Data -
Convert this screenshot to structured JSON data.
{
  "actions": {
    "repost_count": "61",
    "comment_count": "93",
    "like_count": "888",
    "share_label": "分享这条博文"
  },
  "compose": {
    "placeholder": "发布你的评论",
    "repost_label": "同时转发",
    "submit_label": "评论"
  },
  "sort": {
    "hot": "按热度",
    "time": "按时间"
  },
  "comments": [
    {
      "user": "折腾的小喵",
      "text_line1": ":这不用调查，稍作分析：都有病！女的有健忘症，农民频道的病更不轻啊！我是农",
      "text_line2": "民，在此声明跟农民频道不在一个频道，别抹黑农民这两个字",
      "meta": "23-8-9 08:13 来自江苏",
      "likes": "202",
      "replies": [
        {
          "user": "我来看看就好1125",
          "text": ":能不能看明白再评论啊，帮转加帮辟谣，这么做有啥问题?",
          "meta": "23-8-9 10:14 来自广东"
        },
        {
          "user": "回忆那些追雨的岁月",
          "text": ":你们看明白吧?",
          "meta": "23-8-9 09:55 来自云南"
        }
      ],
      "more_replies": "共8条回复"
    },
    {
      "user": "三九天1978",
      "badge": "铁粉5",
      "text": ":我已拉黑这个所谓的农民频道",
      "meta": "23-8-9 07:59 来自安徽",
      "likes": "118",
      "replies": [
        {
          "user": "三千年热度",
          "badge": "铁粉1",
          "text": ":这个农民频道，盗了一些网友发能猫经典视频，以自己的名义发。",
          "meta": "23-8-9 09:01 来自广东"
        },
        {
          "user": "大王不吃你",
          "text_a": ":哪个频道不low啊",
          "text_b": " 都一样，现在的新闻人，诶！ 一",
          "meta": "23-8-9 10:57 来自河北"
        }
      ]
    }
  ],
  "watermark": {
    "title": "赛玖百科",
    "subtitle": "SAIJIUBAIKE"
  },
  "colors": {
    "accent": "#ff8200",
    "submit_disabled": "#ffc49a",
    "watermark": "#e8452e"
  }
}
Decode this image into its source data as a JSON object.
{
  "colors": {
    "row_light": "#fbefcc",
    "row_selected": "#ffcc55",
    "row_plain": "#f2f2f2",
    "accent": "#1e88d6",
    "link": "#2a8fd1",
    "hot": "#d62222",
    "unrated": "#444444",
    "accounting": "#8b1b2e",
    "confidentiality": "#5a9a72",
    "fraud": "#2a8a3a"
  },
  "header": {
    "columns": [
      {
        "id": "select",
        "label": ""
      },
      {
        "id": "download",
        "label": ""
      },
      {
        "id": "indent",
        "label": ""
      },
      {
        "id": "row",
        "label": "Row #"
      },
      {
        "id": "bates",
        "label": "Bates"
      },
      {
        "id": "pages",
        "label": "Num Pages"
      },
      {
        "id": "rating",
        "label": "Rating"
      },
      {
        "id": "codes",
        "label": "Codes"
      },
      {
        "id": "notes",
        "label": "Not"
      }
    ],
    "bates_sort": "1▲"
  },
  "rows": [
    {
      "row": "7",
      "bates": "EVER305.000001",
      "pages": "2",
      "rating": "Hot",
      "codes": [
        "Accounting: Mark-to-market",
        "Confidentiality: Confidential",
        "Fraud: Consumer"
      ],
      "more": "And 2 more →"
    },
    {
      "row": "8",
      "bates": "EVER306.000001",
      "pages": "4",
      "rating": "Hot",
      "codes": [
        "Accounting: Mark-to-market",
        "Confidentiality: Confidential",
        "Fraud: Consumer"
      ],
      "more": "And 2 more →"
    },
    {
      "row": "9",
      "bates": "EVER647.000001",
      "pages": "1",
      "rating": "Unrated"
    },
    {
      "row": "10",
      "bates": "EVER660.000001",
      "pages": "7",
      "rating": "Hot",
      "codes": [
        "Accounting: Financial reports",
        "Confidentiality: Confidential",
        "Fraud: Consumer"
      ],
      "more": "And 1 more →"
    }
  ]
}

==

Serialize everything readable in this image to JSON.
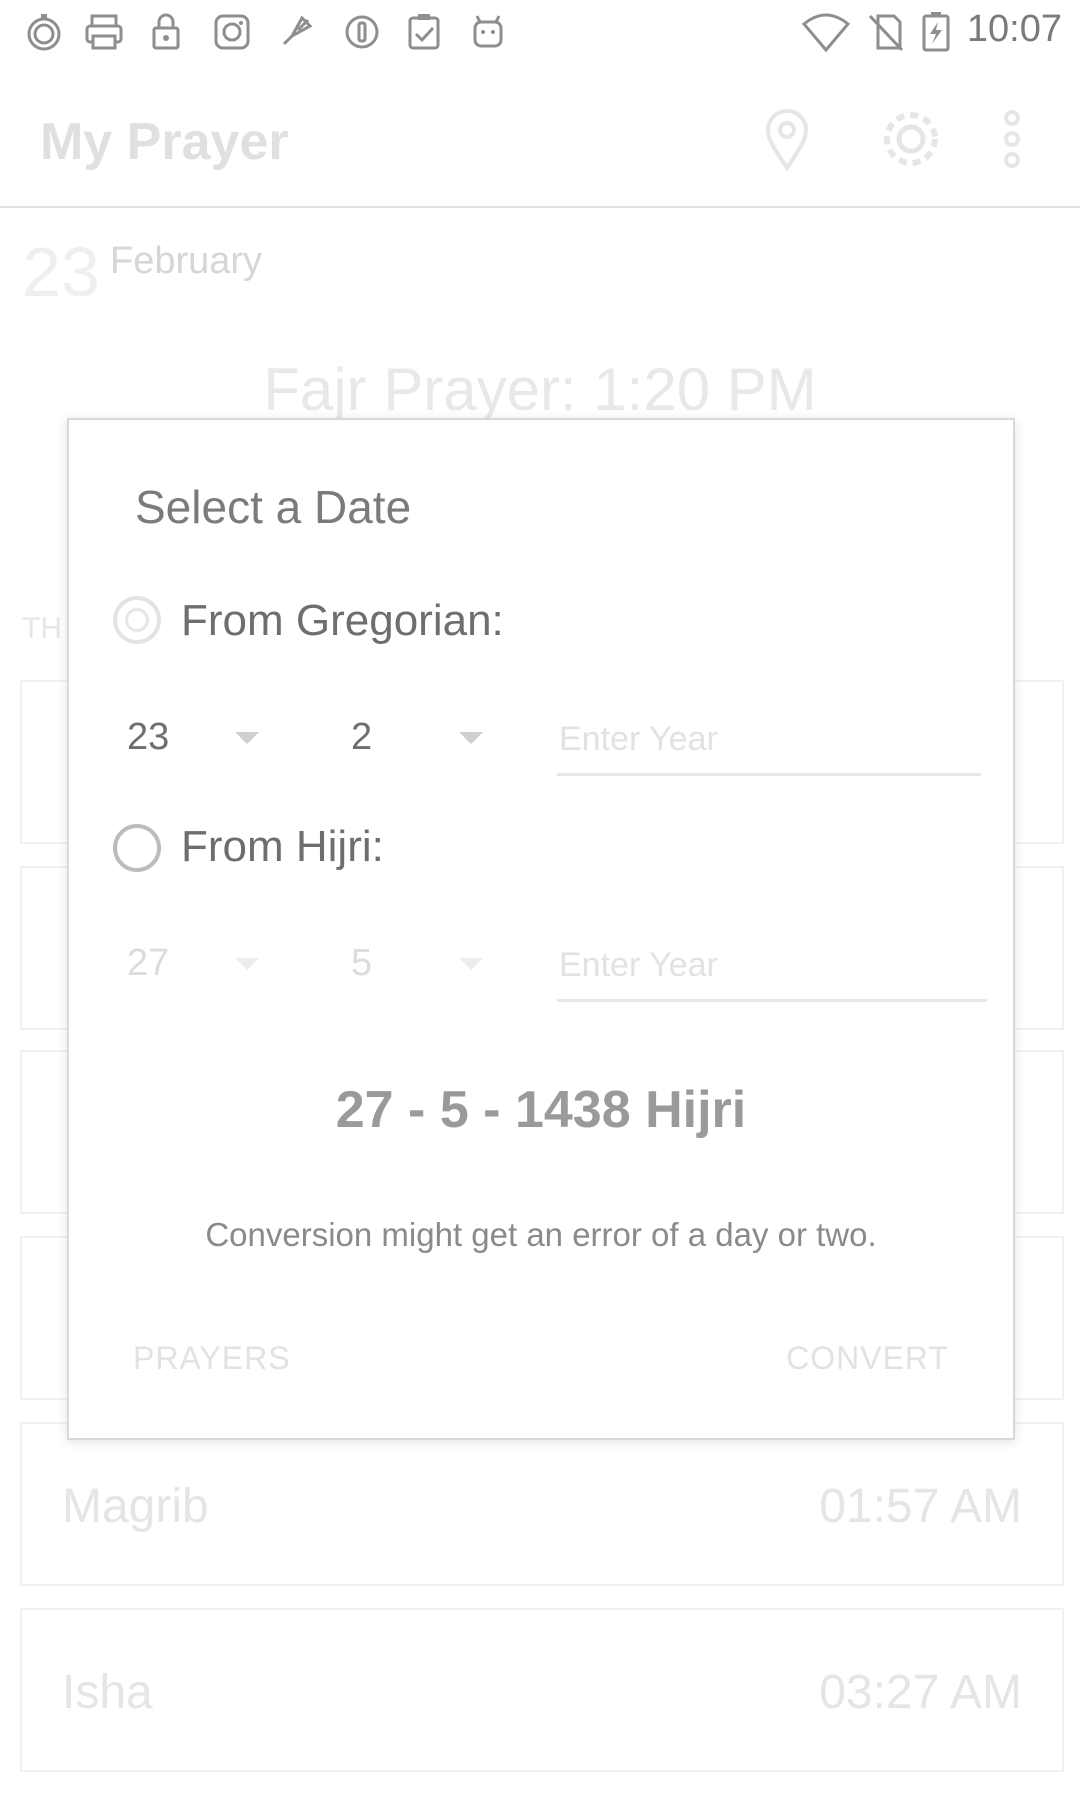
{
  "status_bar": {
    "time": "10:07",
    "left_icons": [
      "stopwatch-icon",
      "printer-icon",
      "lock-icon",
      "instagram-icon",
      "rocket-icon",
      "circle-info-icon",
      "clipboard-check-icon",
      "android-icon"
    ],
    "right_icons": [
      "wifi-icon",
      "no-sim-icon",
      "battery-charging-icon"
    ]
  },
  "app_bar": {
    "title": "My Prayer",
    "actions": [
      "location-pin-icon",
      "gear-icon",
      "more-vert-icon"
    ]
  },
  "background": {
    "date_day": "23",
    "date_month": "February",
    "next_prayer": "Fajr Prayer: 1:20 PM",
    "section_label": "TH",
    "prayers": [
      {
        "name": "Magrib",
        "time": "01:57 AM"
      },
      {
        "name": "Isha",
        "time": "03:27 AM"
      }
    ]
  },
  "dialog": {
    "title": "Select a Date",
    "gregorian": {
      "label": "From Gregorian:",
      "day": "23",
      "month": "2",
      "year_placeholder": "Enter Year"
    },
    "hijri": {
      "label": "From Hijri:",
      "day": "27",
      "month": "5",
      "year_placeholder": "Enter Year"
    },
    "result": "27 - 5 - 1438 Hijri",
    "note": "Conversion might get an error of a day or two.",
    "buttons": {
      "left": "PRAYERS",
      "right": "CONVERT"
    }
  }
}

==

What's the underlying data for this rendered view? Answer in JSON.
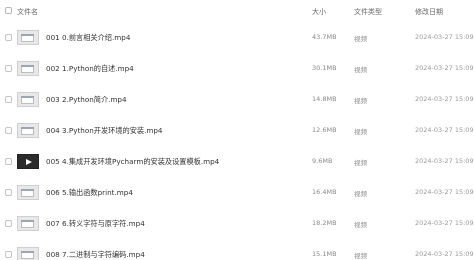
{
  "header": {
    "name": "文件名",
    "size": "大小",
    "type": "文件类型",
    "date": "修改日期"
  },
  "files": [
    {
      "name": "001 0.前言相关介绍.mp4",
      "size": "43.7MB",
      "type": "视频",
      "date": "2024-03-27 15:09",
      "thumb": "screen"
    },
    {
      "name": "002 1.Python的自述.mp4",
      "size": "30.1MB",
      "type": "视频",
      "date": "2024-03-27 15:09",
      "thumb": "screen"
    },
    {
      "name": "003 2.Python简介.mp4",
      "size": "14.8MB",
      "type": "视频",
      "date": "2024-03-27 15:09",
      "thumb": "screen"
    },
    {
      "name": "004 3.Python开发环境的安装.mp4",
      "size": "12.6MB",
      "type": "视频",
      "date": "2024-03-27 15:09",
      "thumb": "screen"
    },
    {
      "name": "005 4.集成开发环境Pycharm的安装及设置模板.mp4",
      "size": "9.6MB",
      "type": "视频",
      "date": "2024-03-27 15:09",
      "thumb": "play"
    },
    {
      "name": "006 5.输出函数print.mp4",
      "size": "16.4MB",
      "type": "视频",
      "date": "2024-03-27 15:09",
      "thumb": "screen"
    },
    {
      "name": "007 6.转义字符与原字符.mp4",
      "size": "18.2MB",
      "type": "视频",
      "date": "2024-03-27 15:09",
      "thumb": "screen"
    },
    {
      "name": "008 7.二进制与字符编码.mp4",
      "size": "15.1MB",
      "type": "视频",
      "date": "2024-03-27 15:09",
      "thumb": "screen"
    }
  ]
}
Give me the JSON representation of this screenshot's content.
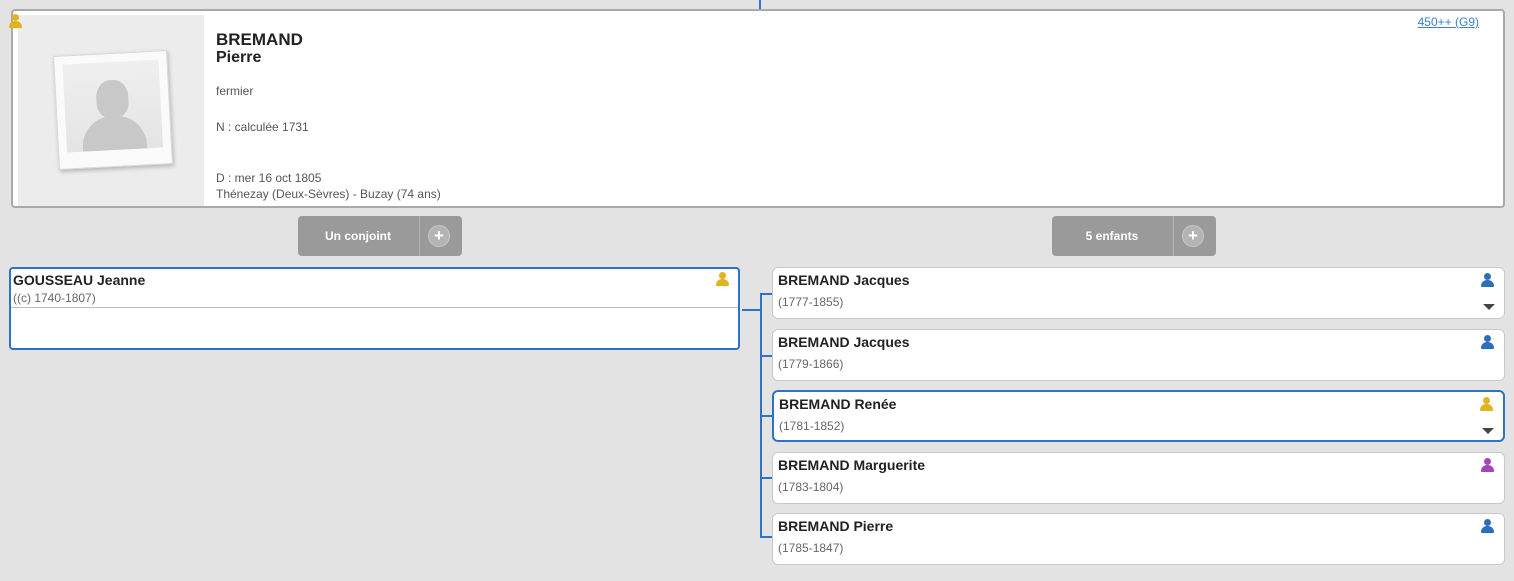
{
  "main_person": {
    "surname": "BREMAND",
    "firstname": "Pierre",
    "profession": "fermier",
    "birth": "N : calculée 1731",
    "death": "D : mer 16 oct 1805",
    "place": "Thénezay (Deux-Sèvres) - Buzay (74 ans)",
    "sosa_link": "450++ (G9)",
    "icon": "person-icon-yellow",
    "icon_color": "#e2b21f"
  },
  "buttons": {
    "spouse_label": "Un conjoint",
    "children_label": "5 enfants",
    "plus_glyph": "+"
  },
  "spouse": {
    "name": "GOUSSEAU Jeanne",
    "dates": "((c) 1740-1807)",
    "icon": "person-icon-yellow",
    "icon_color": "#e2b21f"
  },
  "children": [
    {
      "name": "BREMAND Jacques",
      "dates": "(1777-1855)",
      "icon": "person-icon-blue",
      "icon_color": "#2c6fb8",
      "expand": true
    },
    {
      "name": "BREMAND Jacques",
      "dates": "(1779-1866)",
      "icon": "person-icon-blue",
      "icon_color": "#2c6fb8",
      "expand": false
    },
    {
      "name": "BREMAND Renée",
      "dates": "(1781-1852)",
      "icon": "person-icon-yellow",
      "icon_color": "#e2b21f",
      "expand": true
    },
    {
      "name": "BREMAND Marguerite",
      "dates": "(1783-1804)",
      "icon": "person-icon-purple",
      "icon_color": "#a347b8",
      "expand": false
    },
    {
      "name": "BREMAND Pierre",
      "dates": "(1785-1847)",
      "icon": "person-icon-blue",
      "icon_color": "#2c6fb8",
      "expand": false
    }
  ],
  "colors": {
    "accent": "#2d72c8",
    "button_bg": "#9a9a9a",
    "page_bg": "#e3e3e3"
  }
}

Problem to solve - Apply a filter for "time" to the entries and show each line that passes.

Response below -
    "time": "按时间"
    "time": "10:07",
        "time": "01:57 AM"
        "time": "03:27 AM"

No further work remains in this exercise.